Since Kevin and Gail Donovan removed the hoardings outside their 20-year-old restaurant this morning, cars flying along the St Kilda Esplanade haven't stopped tooting, and the phone has rung 70 or 80 times. Donovans is back.
The long-running restaurant was evacuated last August, after embers from a chargrill flew into the ceiling and started a fire. The kitchen, parts of the bar and private dining room were lost, to the tune of $2 million. "It took the forensic engineer three weeks to prepare his report on the extent of the damage,” Kevin says. “Every place he looked, we realised smoke damage got in here, or water got in there."
But for all this heartache, there was a silver lining. Donovans was able to close for only its second renovation ever, and the improvements are many. "We had a restaurant with a really gorgeous brand, but it was 20 years old,” Gail says.
Pre-fire Donovans never really showed its age, though. The duo has always been dedicated to creating a home-like atmosphere, right down to the actual family photos hung on the back wall. Every six months, Gail and her friend Darryl Bell did a themed makeover, replacing the dozens of knick-knacks decorating the restaurant. For the next six months, it's all about bikes, from the Vespa cutout at the front entrance, to the vintage Tour De France memorabilia in the male toilets. “We're back on our bike – that's the theme,” Gail says.
Elsewhere, there's new ceilings, a new timber deck, and the tinted plates and glasses have been swapped for more neutral pieces. In the kitchen, head chefs Adam Draper and Emma D'Alessandro oversaw a complete redesign of the space where they started their apprenticeships 15 years ago. Now they have a new pass, induction cooktops, and a beastly charcoal oven with its own overhead misting system for killing stray embers.

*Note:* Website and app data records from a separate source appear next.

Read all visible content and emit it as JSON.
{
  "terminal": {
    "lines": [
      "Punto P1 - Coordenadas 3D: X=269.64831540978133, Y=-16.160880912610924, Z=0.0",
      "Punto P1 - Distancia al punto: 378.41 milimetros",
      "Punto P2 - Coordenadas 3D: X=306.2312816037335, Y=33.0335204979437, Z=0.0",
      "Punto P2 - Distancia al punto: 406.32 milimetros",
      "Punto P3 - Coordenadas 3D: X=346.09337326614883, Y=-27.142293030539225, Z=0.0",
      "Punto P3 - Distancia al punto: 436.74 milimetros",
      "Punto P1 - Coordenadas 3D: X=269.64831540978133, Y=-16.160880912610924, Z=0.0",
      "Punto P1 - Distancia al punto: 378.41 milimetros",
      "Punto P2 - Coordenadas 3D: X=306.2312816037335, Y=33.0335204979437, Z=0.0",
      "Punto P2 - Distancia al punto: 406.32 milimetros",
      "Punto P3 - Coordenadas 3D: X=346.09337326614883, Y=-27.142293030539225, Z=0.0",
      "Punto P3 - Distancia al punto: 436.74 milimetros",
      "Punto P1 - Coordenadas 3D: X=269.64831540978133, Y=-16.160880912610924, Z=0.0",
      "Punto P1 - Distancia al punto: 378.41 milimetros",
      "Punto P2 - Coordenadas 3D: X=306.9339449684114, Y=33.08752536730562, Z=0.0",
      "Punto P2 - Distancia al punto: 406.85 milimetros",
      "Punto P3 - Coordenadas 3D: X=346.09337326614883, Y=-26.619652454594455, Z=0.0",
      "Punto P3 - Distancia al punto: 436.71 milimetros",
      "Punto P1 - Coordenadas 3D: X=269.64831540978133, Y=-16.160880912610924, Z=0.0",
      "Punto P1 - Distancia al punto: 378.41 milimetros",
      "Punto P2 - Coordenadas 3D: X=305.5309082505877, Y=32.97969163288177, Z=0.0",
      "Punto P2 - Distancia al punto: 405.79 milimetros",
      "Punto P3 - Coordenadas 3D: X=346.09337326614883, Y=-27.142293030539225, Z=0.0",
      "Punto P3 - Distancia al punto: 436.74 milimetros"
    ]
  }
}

The closure also gave the chefs time to revise the menu. They've kept eight signature dishes: the cold-smoked salmon, seafood linguine, chicken pie, T-bone steak, prawns, Bombe Alaska, duck for two and fish and chips. Some have been tweaked to taste better, or contain fewer potential allergens.
Then there's new dishes, such as a Moreton Bay Bug salad with apple and tarragon; braised veal cheek with mac 'n' cheese; or pistachio souffle. "The menu has a slightly more modern twist to it," Kevin says. He and Gail would like to push things a bit more, but they can't. The regulars would kill them. "Consistency is one of our hallmarks,” Kevin says. “When you come to this restaurant, it's as good as it was last night, last week, last year, five years ago, and so on.”
Part of that is down to the Donovans themselves. Both still work the floor full-time, and their passion is plain to see. "People our age are starting to think about retiring, but I can't possibly imagine not doing this," Kevin says. "Yeah, we love this business, and we want people to love it as much as we do," Gail says. They're hoping the restaurant's facelift will help with this mission. "Now all that's left is for me to get a facelift," Gail says. "But I'm a bit busy."